Prompt:
Read the lines below. Copy out any that hold the string "ひろゆき".

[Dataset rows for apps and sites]
"""
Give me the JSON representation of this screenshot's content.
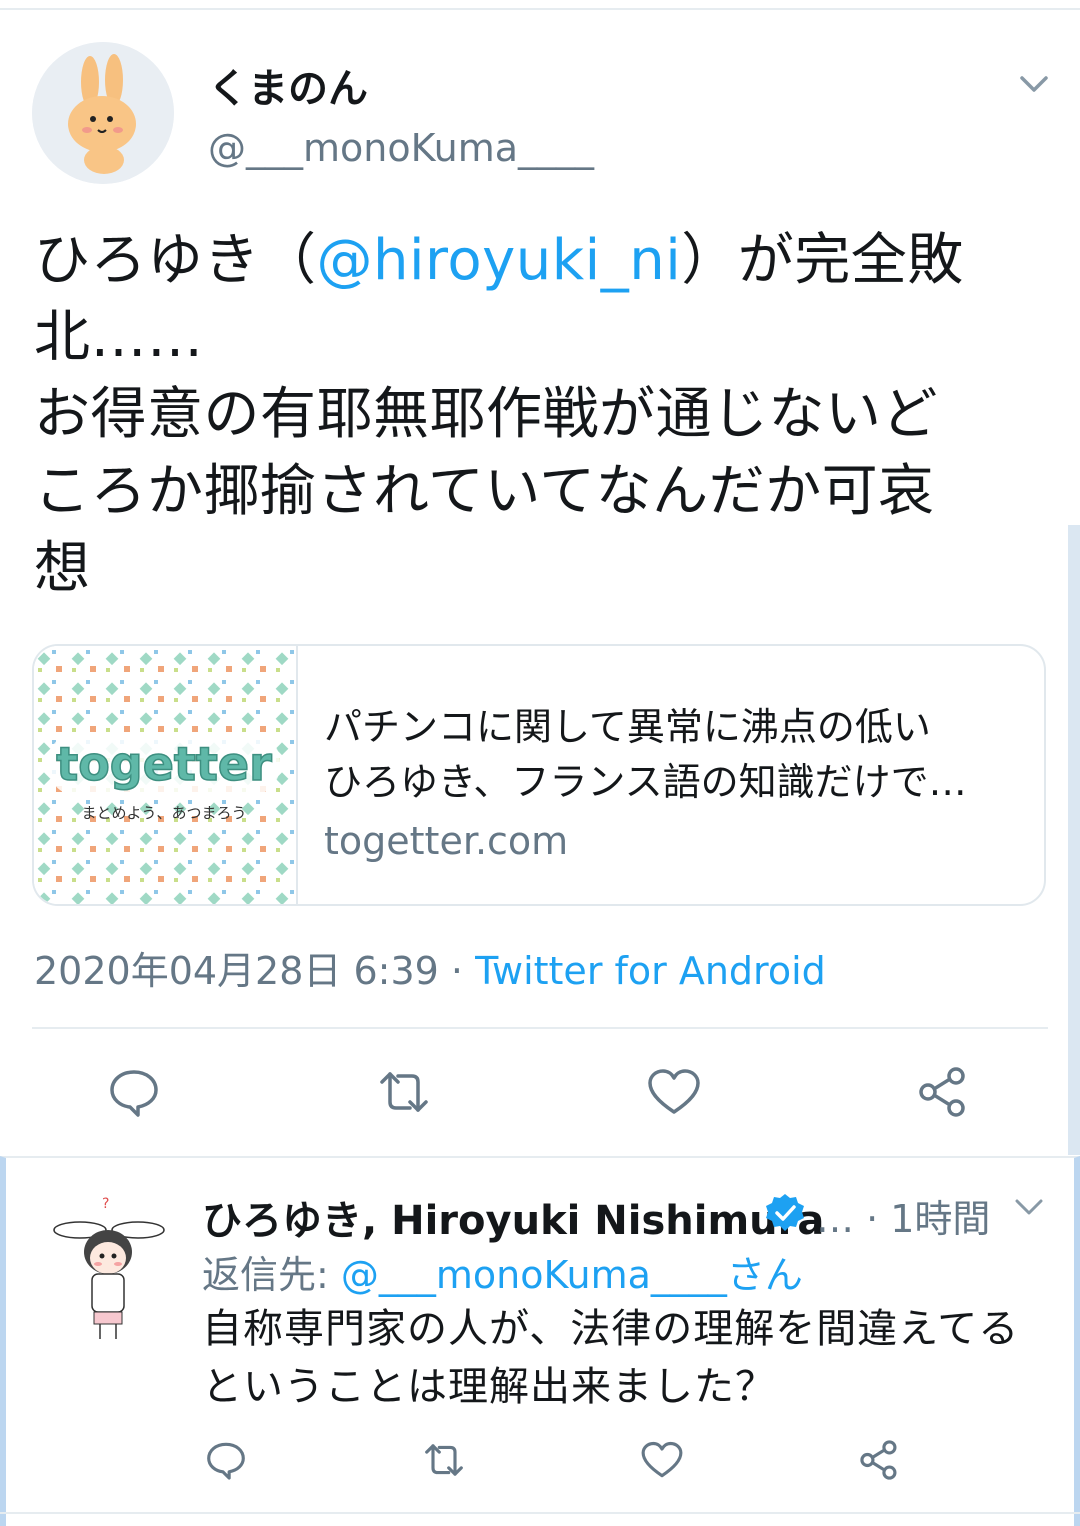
{
  "tweet": {
    "author_name": "くまのん",
    "author_handle": "@___monoKuma____",
    "text_before": "ひろゆき（",
    "mention": "@hiroyuki_ni",
    "text_after": "）が完全敗\n北……\nお得意の有耶無耶作戦が通じないど\nころか揶揄されていてなんだか可哀\n想",
    "card": {
      "thumb_logo": "togetter",
      "thumb_tagline": "まとめよう、あつまろう",
      "title_line1": "パチンコに関して異常に沸点の低い",
      "title_line2": "ひろゆき、フランス語の知識だけで…",
      "domain": "togetter.com"
    },
    "timestamp": "2020年04月28日 6:39 · ",
    "source": "Twitter for Android",
    "actions": [
      "reply-icon",
      "retweet-icon",
      "like-icon",
      "share-icon"
    ]
  },
  "reply": {
    "author_name": "ひろゆき, Hiroyuki Nishimura",
    "time": "… · 1時間",
    "reply_to_label": "返信先: ",
    "reply_to_handle": "@___monoKuma____さん",
    "text": "自称専門家の人が、法律の理解を間違えてる\nということは理解出来ました？"
  },
  "colors": {
    "accent": "#1da1f2",
    "secondary_text": "#657786",
    "togetter_teal": "#5fb8a8"
  }
}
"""
Exercise answer:
    "text_before": "ひろゆき（",
      "title_line2": "ひろゆき、フランス語の知識だけで…",
    "author_name": "ひろゆき, Hiroyuki Nishimura",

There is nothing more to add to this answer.